The other changes SEBI has proposed-like simplifying the IPO form and providing a new format for opening a trading account that will require the investor to make only a single signature compared to the 50-odd signatures earlier, will allow investors to participate with ease. However, SEBI has overlooked the main problem of getting investors to participate in the market.
Market regulator wants funds to give investors reliable and more information about available schemes, performance and investments. Introduces due diligence for distributors, agents
Mumbai: The Securities and Exchange Board of India (SEBI) has asked mutual funds to bring in more transparency in their dealings with investors and agents, while allowing them to charge a fresh transaction fee.
At a board meeting on Thursday, the market regulator heeded the long-pending request of mutual funds to help them contain the losses suffered due to the abolition of entry charge on investors.
SEBI also allowed them to manage and advise pooled assets, such as offshore funds and pension funds, provided there was no conflict of interest due to a differential fee structure.
However, the regulator asked the industry to become more transparent in the information given to investors through advertisements and other channels, PTI reports.

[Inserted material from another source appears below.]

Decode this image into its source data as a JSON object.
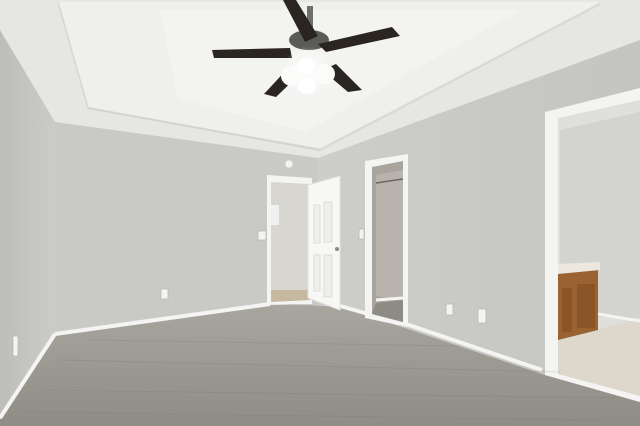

"Guidelines for advertisements will be suitably modified to include point-to-point return on a standard investment of Rs10,000 and other performance-related disclosures."
Besides, mutual funds would be required to give more granular disclosure of their assets under management (AUM) figures, giving the break-up of debt/equity/balanced and also geography-wise disclosures.
"The scheme's performance will have to be disclosed against the Sensex or Nifty, or Government of India debt paper, in addition to benchmark of the scheme. The performance of fund managers across all schemes managed by the same fund manager will have to be disclosed," SEBI said.
SEBI also took the first steps towards regulating mutual fund distributors or agents. "Selected distributors will be regulated through asset management companies (AMCs) by putting in place the due diligence process to be conducted by AMCs," it said.
The due diligence process will be initially applicable for those distributors having multiple-point presence in more than 20 locations, having raised assets of over Rs100 crore across the industry from non-institutional investors and high networth individuals (HNIs).
The distributors, having received the commission of over Rs1 crore per annum across industry, and of over Rs50 lakh from a single mutual fund, would also be covered in the initial phase. "It is estimated that this measure will cover distributors handling about half of the total AUM in the industry," SEBI said.
It also asked mutual funds to disclose the commissions paid to distributors and said that the mutual fund industry body AMFI would disclose the aggregate amount of commissions paid to such distributors by the industry.
SEBI said all operations of a mutual fund would be required to be located in India. "All the operations of a mutual fund, including trading desks, unit holder servicing, and investment operations shall be based in India."
"Mutual funds having any of their operations abroad, will be required to immediately confirm that they shall wind up the same and bring them onshore within a period of one year from the notification of amending the regulations. The period is extendable by another one year on SEBI's discretion," it said.
In another move that should be helpful to investors, SEBI said one common account statement would be dispatched every month for investors who have transacted in any of his/her folios across the mutual funds.
"The statement shall also contain the disclosure related to the transaction charge paid to the distributor. One common account statement will be dispatched to the investor every half-year for all non-transacted folios." And in an initiative to reduce the use of paper, the regulator advised that unit holders, who have registered emails, would be sent the annual reports by email.